Requirement :: Pick out every line in the data below that holds "label".
Records supplied Start Marker
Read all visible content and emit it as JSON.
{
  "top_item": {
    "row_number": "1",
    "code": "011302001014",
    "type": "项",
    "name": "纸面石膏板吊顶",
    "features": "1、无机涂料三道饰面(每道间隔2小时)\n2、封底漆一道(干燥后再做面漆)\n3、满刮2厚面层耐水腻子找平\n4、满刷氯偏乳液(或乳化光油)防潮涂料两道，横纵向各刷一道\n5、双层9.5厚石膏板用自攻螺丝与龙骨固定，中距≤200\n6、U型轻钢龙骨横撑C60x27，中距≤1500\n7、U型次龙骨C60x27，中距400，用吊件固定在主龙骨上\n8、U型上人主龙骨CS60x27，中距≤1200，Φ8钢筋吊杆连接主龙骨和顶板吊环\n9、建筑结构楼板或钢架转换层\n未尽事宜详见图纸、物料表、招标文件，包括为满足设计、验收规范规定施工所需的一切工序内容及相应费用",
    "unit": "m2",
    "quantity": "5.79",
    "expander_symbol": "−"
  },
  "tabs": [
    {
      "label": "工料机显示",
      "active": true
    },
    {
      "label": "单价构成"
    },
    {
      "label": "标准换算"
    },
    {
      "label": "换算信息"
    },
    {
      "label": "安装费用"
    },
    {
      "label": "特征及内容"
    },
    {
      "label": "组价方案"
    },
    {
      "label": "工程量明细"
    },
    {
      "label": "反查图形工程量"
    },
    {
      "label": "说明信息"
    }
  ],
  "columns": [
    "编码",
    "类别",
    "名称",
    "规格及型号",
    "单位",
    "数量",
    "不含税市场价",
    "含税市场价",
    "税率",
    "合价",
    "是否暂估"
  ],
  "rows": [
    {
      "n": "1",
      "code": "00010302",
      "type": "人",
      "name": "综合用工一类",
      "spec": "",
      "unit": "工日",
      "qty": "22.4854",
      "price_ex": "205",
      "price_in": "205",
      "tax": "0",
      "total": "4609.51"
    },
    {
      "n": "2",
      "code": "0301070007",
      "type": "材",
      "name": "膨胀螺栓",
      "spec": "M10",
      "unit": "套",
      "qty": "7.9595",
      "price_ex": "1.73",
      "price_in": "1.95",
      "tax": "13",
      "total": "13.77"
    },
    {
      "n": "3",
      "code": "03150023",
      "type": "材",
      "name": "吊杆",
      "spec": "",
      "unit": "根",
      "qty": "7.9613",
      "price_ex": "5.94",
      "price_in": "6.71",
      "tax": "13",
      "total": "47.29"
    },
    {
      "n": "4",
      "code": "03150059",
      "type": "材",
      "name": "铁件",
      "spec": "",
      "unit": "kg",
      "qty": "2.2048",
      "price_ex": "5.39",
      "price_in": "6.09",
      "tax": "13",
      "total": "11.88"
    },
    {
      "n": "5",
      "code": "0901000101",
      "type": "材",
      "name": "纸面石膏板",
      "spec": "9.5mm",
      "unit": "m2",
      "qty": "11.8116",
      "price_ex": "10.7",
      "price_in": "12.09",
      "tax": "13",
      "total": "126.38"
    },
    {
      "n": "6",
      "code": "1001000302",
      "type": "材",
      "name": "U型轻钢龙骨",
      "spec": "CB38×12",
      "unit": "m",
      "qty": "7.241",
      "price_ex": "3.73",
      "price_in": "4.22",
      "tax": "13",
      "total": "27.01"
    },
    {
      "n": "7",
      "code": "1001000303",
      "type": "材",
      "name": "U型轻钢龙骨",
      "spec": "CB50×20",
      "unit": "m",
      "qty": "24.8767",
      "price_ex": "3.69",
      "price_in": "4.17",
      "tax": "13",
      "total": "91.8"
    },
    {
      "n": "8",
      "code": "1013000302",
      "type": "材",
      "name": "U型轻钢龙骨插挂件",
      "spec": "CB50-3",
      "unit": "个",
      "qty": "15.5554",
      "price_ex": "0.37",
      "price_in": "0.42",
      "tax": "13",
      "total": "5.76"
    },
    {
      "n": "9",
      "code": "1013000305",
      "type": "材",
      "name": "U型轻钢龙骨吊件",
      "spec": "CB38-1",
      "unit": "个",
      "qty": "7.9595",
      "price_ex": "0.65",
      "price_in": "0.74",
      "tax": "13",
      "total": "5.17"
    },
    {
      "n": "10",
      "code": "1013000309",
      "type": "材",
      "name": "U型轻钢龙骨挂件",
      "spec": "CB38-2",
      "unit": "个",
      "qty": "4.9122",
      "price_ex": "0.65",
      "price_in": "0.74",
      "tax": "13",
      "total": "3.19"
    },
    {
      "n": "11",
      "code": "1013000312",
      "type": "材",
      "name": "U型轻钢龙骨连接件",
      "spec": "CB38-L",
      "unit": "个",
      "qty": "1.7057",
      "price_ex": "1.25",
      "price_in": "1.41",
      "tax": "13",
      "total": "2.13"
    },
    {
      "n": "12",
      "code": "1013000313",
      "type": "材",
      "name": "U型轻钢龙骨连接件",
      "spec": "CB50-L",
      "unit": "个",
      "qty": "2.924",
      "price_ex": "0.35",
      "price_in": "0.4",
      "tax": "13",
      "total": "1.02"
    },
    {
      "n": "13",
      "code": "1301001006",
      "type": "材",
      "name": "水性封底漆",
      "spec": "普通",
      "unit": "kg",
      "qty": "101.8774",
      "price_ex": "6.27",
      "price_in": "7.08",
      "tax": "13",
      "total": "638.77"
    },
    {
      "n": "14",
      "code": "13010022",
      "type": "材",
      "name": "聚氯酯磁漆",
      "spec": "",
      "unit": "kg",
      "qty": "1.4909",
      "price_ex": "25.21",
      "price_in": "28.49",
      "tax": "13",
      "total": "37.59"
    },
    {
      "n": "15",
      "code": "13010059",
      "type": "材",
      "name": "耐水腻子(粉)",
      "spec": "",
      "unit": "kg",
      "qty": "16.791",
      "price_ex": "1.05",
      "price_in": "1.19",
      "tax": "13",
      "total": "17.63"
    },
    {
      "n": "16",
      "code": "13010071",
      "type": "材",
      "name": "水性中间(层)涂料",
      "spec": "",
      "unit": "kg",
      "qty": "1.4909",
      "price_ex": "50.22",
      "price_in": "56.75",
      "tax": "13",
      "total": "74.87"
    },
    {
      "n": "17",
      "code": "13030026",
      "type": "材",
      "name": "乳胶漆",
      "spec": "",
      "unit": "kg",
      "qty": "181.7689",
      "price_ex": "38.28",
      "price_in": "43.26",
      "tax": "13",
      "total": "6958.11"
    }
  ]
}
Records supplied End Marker
Solution to the exercise ::
      "label": "工料机显示",
      "label": "单价构成"
      "label": "标准换算"
      "label": "换算信息"
      "label": "安装费用"
      "label": "特征及内容"
      "label": "组价方案"
      "label": "工程量明细"
      "label": "反查图形工程量"
      "label": "说明信息"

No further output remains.